Tauranga athletes taking it to the next level
Teenage Tauranga athletes are hoping that a scholarship of about $1000 will kick start their careers and take them all the way to the 2020 Olympic Games in Tokyo.
It may even take one of those athletes into a full-time career.
“If I get selected to go to Tokyo, then I will definitely be doing it full-time. That’s the goal,” says 18-year-old windsurfer Veerle ten Have.
Veerle and canoe slalomist Jack Egan were recently granted BayTrust Scholarships, alongside 14 other young athletes in the Bay of Plenty.
The scholarship aims to give athletes a leg-up, making it easier for them to test their skills on the world stage.
“They are professional athletes, but they are on the cusp of making something of it,” says Sports Bay of Plenty spokesperson Danene Jones.
And it’s crystal clear that these two teenage athletes want exactly that, with both of them regularly training six days a week and spending more than three months of this year competing in Europe.
Jack placed ninth in the finals at the Junior and Under 23 World Canoe Slalom Championships in Krakow, Poland this year. He’s the first Kiwi to make the finals and place this highly.
The former Aquinas student was also awarded Secondary School Sportsman of the Year at the 2019 Bay of Plenty Sports Awards.
"Being a part of the top 10 in the world, it's a pretty amazing feeling. Hopefully, I get to experience that again."
He says he’s driven by the end goal of competing in Tokyo and has his fingers crossed this year’s Olympic selection will be a success.
“I’ll be up against 28 to 30-year-olds at the selection, it’s a farfetched goal but I think I can do it,” he says.
Spending more than 13 hours a week training, Jack says it’s been difficult also trying to hold down a summer job. But he reiterates the importance of prioritising his passion.
“Sometimes you just have to sacrifice work for training aye.”
Tokyo 2020 is also at the forefront of Veerle's mind. She's decided to ramp up the training this summer, making the move to Melbourne to prepare for the RS:X Windsurfing World Championships in February.
"The first step is to qualify for New Zealand at World’s in Melbourne, then hopefully I get selected to go to Tokyo."

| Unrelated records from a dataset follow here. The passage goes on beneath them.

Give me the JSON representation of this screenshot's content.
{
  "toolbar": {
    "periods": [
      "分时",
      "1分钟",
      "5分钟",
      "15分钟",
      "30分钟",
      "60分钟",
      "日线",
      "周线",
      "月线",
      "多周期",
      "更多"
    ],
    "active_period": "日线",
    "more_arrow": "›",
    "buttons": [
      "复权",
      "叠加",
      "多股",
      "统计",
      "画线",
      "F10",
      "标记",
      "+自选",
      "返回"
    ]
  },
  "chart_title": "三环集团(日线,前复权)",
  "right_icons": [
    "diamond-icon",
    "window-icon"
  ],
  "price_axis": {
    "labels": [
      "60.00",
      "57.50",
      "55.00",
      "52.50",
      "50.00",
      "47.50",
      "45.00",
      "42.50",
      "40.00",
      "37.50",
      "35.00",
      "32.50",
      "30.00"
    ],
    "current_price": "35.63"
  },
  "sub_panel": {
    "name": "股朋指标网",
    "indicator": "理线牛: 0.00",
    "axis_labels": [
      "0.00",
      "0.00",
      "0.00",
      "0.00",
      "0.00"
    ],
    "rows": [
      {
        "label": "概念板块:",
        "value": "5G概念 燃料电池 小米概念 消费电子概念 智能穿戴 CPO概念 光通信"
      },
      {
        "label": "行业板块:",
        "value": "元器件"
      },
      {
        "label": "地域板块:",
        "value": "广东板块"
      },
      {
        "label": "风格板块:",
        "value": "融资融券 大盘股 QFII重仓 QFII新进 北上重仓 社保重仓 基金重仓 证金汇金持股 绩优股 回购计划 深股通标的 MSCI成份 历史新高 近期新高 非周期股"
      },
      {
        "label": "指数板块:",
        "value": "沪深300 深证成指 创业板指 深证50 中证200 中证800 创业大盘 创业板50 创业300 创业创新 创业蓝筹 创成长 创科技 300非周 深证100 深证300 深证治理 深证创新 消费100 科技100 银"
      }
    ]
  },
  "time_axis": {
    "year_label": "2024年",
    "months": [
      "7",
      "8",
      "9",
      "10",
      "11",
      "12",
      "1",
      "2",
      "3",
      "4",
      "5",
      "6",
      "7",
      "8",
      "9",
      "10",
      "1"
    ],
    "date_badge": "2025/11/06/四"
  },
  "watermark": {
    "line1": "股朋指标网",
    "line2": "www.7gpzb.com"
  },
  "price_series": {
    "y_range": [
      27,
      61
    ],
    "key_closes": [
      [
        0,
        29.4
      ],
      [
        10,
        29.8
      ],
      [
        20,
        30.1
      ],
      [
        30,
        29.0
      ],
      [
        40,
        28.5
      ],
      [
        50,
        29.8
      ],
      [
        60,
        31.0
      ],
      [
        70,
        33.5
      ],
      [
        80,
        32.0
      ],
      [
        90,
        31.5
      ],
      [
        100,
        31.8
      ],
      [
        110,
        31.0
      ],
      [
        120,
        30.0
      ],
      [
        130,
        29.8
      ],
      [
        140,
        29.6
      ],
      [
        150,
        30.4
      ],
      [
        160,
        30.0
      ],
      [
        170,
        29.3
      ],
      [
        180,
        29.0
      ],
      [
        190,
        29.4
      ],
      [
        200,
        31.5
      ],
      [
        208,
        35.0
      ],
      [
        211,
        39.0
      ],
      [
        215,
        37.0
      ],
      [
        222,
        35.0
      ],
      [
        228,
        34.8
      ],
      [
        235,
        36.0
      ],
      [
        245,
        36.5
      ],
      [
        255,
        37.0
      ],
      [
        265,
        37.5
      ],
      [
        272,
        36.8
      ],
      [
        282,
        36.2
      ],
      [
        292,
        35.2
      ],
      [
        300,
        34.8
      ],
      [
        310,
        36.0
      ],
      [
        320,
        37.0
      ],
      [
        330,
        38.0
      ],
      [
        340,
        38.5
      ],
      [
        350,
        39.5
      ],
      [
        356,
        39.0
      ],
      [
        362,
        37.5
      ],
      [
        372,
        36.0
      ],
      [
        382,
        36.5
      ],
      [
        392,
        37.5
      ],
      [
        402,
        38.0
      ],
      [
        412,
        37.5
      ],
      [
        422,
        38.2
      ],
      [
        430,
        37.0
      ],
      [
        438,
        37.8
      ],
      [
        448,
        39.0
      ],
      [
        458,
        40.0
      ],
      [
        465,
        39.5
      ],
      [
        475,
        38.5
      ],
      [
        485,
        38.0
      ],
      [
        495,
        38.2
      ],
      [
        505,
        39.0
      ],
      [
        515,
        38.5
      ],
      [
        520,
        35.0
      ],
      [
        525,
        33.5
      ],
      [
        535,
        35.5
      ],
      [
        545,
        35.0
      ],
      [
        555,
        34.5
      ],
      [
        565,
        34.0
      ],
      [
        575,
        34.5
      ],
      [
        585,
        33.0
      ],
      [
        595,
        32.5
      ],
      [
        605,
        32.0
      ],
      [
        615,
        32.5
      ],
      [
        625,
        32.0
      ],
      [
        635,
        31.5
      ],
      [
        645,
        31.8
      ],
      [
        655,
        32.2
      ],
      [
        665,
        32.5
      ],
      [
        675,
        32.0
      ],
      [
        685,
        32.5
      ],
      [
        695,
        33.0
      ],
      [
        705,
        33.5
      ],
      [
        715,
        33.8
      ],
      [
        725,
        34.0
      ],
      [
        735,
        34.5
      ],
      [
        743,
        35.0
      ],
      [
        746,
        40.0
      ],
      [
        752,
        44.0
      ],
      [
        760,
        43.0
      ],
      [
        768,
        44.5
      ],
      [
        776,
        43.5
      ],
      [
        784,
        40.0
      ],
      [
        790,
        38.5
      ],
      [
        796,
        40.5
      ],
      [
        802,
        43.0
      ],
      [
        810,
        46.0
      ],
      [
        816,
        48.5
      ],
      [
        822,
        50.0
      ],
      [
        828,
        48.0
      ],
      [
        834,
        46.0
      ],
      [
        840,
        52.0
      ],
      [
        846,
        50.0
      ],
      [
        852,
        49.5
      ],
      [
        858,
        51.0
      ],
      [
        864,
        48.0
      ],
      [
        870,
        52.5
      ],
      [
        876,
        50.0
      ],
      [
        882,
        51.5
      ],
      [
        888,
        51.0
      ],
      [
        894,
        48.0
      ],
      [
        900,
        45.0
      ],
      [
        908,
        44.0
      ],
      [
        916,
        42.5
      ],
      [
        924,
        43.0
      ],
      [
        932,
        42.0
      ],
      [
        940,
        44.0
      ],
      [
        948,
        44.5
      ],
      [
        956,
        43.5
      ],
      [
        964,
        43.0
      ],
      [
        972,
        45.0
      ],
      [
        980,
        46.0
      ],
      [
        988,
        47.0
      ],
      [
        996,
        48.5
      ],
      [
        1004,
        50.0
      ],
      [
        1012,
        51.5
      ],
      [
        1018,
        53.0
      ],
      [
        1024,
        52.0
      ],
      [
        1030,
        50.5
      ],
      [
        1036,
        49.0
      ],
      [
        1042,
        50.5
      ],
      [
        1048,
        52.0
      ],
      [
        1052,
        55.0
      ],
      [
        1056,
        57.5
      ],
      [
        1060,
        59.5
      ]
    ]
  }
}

Dutch-born Veerle, who started windsurfing at 13, says she's motivated by seeing herself improve after each session.
"It's all about having fun, going fast and being the best. I enjoy the racing aspect of it, and just seeing myself get better every time."
It's been a big year of international competitions for Veerle, battling it out in Spain, Italy and Japan.
Currently, she is training six days a week in and out of the water.
"It takes up a lot of my time - six days a week, two trainings a day with one rest day."
Veerle trains with female windsurfers from overseas when she can, or with a coach from Yachting New Zealand during the lead-up to a competition.
“Otherwise, I am out there on the water training solo.”
To fit around the hectic training schedule and international competitions, Veerle has completed the final two years of her schooling by correspondence.
"If I wanted to get serious with my windsurfing, I couldn't go to normal school because I would miss out on too much," she says.
The two scholarship recipients are stoked about the support from BayTrust, saying it will most definitely help ease the financial pressure.
"It's going to help me get over to Melbourne. Competing internationally all adds up, and things like this just take the pressure off massively," says Veerle.
Jack says it's allowed him to spend more hours training and fewer hours working. "I don't have to worry as much about my finances, basically it's meaning I can train harder."
Twenty four sportspeople from a variety of codes received a BayTrust athlete, coach or officials scholarship in the final round for 2019. This year the scholarships ranged from $500 to $1400.